What Happens if You Do Not Revoke a Beneficiary Deed?

By Tom Streissguth

A beneficiary deed allows the owner of property -- also known as the grantor -- to pass property directly to a beneficiary upon the grantor's death. With this document, the property does not have to go through probate or subjected to gift taxes before the beneficiary can take legal title to it. Although a beneficiary deed can be quite helpful to those inheriting property, both grantor and beneficiary should be aware of the consequences of allowing a beneficiary deed to stand even when circumstances change.

Revocation Document

To revoke a beneficiary deed, a grantor simply executes a revocation document. This is a statement that the deed is no longer in effect and any bequests of property by the terms of the deed are no longer valid. The revocation must be signed, dated and witnessed. You should file it in any court or recorder’s office where the initial beneficiary deed was filed. You should also send it by certified mail, return receipt requested, to the beneficiary named in the beneficiary deed.

Grounds for Revocation

The revocation of a beneficiary deed may come about through a grantor's change in plans for the estate or a beneficiary disclaiming the property. If a beneficiary disclaims a bequest of property and the beneficiary deed has not been revoked by the grantor, the property must go through probate court where the property will be dispersed in accordance with the state’s inheritance laws.

Get help changing your legal name.

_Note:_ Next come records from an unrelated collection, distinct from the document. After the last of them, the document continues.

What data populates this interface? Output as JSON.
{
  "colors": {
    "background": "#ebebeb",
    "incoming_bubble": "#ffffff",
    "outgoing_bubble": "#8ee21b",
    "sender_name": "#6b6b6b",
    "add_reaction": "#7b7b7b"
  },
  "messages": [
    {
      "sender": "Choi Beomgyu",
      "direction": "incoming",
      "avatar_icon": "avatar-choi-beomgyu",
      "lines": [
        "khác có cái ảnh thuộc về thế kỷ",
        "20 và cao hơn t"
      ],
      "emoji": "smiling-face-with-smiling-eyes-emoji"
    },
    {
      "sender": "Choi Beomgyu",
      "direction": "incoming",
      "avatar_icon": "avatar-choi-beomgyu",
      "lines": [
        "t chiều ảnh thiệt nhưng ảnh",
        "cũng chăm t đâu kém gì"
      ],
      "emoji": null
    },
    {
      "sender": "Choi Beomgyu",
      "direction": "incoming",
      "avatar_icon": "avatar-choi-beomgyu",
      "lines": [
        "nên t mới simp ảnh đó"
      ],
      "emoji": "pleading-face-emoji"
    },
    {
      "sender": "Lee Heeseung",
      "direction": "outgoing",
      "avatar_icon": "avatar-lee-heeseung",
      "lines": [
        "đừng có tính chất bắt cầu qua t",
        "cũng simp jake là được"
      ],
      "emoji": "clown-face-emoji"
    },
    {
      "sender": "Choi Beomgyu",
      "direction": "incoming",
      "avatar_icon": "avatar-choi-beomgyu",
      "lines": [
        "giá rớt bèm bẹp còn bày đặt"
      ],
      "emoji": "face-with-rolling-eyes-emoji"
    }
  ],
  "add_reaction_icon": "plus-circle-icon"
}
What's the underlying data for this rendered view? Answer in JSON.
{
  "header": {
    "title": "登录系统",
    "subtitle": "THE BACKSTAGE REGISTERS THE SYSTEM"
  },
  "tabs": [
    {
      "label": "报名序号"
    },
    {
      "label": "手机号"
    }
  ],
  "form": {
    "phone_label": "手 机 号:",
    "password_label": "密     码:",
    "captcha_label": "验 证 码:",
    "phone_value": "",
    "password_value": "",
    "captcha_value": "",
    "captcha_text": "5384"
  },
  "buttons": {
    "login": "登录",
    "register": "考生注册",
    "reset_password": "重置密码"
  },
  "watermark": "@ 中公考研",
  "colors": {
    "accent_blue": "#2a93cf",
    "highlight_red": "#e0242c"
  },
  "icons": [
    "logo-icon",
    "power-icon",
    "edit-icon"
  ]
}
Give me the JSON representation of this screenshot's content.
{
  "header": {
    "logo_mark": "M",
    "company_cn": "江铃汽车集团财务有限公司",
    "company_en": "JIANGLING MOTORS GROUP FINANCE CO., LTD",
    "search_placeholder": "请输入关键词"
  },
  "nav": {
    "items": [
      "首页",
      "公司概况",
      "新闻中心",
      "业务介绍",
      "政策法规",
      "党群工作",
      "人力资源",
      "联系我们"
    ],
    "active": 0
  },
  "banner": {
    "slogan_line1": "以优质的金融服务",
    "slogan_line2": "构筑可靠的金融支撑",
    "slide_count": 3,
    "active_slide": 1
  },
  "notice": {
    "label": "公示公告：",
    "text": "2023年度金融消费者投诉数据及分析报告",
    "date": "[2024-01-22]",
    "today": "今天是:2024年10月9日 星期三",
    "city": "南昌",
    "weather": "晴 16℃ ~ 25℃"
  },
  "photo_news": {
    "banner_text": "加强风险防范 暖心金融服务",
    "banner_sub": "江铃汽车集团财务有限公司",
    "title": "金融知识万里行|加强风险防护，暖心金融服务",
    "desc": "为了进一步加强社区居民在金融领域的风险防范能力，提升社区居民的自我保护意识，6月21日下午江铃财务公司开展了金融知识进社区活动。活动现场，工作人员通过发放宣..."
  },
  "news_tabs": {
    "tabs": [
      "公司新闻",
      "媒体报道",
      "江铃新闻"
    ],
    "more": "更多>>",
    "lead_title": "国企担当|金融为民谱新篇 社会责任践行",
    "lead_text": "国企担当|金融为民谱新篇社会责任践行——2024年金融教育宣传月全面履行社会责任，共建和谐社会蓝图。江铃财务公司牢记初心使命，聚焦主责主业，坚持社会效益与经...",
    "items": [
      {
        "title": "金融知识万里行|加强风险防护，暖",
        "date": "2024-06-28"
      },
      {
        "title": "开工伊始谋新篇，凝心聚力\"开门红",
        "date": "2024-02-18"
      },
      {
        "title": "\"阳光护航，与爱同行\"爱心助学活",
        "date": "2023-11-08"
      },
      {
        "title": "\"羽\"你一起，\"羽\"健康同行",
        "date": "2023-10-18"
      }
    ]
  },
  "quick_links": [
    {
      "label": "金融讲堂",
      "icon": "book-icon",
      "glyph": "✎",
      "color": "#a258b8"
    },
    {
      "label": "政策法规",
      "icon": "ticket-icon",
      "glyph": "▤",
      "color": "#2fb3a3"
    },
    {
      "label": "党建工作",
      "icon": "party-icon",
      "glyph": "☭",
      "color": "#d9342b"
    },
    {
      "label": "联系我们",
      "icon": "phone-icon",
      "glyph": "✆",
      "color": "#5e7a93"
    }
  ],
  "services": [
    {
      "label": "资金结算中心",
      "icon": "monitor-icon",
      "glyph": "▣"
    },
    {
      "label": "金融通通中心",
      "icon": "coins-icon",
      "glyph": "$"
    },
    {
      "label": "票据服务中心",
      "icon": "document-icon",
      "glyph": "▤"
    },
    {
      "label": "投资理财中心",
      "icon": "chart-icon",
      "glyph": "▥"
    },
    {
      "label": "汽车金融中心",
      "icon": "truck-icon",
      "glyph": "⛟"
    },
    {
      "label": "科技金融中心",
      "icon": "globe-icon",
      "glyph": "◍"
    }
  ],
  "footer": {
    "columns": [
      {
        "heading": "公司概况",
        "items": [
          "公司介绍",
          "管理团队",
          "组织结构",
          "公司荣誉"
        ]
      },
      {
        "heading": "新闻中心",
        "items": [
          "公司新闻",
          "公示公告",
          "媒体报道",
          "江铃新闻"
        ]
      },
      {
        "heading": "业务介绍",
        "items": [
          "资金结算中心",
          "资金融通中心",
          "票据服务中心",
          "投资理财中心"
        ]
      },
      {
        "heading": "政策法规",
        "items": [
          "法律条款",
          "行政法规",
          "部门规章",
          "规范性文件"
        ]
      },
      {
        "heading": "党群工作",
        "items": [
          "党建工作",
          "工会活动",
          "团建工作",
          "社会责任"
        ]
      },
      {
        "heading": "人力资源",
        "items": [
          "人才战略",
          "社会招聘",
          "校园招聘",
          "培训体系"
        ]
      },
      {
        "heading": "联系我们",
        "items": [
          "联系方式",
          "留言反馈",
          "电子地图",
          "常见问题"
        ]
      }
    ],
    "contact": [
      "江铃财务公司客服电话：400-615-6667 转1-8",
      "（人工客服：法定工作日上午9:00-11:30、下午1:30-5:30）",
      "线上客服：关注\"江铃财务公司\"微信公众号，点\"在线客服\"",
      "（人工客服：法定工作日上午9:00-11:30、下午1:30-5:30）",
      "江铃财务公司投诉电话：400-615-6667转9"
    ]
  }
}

Learn More

Property Transfer

Ordinarily, a beneficiary deed that is not revoked will cause the property to transfer to the individual named as beneficiary. Grantors who wish to change the terms of a beneficiary deed by simply drawing up a new one, without legally revoking the original, risk protracted legal wrangling among the named beneficiaries, defeating the original purpose of a beneficiary deed: to avoid probate court.

Death of Beneficiary

If the beneficiary deed is not revoked and the beneficiary dies before the grantor does, the beneficiary’s heirs may claim the property. The laws governing this transfer vary by state. In Missouri, for example, the law requires the individuals making such a claim be the beneficiary’s direct descendants. If the grantor does not wish the property to pass to the beneficiary’s direct descendants, he may designate “no LDPS” after the beneficiary’s name in the deed, which effectively terminates the bequest upon the death of the beneficiary. LDPS is a legal acronym that stands for “lineal descendants per stirpes.”

Get help changing your legal name. Learn More
How to Add a Beneficiary to a Mortgage Deed


Related articles

Difference Between Last Wills and Living Trusts

A person's last will is a document that contains her directions as to what she wants to happen to her property after her death. A living trust, also called an "inter vivos" trust, is a conveyance of property -- during a person's lifetime -- to a trust in order to avoid probate, reduce taxes and other reasons. While wills and inter vivos trusts can both dispose of property, there are many differences between each type of document.

Can an Inheritance Be Given Before a Person Dies?

An inheritance is the transfer of property after a person passes away. Property can be transferred at any point before or immediately after the person's death. How that property is transferred depends on the wishes and priorities of the donor. One key issue is whether the donor wants to retain the use and control of the property for the duration of her life or is willing to relinquish it. Another issue is taxes. Many property transfers will be taxed as gifts or as part of an estate. Minimizing tax liability may be an important consideration when determining if and how to transfer property prior to death.

Does a Will Supersede a Gifted Deed?

Beneficiaries under a will may be disappointed if they discover upon the death of the maker of the will that he had already given away the family’s home by gift deed. A gift deed conveys property without a monetary purchase price. If the person who wrote the will, called the testator, clearly intended to convey the property, there may be little the beneficiaries can do to re-acquire it as estate property. If, however, foul play is suspected or mistakes or flaws exist in the property transfer, the beneficiaries may ask the court to determine property ownership.

Doing the right thing has never been easier. Name Change

Related articles

How to Prepare Your Own Will & Beneficiary Deed in Missouri

A will is a legal instrument that tells the probate court how to distribute your assets after you die. Because the ...

How to Disclaim a Beneficiary Deed in Arizona

Since 2001, the state of Arizona has allowed property owners to sign and record a beneficiary deed conveying property ...

How to Refuse to Inherit a House

For various reasons, you may wish to disclaim property that was willed to you by a relative. Beneficiaries may file ...

Taxes & the Advantages of Living Trusts

A living trust is a document that a person creates while he is still alive, which enables him to financially provide ...

Browse by category
Ready to Begin? GET STARTED